→ WHAT IS NEEDED
Quote all entries exactly, leaving pictures aside.

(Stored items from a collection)
------------------------------------------------------------------------
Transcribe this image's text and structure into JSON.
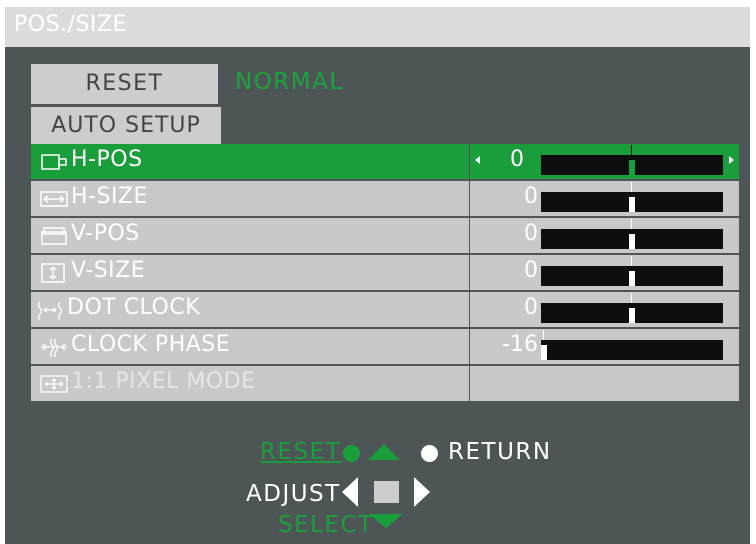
{
  "title": "POS./SIZE",
  "buttons": {
    "reset": "RESET",
    "auto_setup": "AUTO SETUP"
  },
  "status": "NORMAL",
  "items": [
    {
      "label": "H-POS",
      "value": "0",
      "level": 0,
      "selected": true,
      "icon": "h-pos-icon"
    },
    {
      "label": "H-SIZE",
      "value": "0",
      "level": 0,
      "icon": "h-size-icon"
    },
    {
      "label": "V-POS",
      "value": "0",
      "level": 0,
      "icon": "v-pos-icon"
    },
    {
      "label": "V-SIZE",
      "value": "0",
      "level": 0,
      "icon": "v-size-icon"
    },
    {
      "label": "DOT CLOCK",
      "value": "0",
      "level": 0,
      "icon": "dot-clock-icon"
    },
    {
      "label": "CLOCK PHASE",
      "value": "-16",
      "level": -16,
      "icon": "clock-phase-icon"
    },
    {
      "label": "1:1 PIXEL MODE",
      "disabled": true,
      "icon": "pixel-mode-icon"
    }
  ],
  "nav": {
    "reset": "RESET",
    "return": "RETURN",
    "adjust": "ADJUST",
    "select": "SELECT"
  },
  "colors": {
    "accent": "#1a9e3c",
    "panel": "#4d5556",
    "row": "#c9c9c9",
    "bar": "#0e0e0e"
  }
}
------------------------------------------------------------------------
→ COMPLETED EXERCISE
Transcribe this image's text and structure into JSON.
{
  "title": "POS./SIZE",
  "buttons": {
    "reset": "RESET",
    "auto_setup": "AUTO SETUP"
  },
  "status": "NORMAL",
  "items": [
    {
      "label": "H-POS",
      "value": "0",
      "level": 0,
      "selected": true,
      "icon": "h-pos-icon"
    },
    {
      "label": "H-SIZE",
      "value": "0",
      "level": 0,
      "icon": "h-size-icon"
    },
    {
      "label": "V-POS",
      "value": "0",
      "level": 0,
      "icon": "v-pos-icon"
    },
    {
      "label": "V-SIZE",
      "value": "0",
      "level": 0,
      "icon": "v-size-icon"
    },
    {
      "label": "DOT CLOCK",
      "value": "0",
      "level": 0,
      "icon": "dot-clock-icon"
    },
    {
      "label": "CLOCK PHASE",
      "value": "-16",
      "level": -16,
      "icon": "clock-phase-icon"
    },
    {
      "label": "1:1 PIXEL MODE",
      "disabled": true,
      "icon": "pixel-mode-icon"
    }
  ],
  "nav": {
    "reset": "RESET",
    "return": "RETURN",
    "adjust": "ADJUST",
    "select": "SELECT"
  },
  "colors": {
    "accent": "#1a9e3c",
    "panel": "#4d5556",
    "row": "#c9c9c9",
    "bar": "#0e0e0e"
  }
}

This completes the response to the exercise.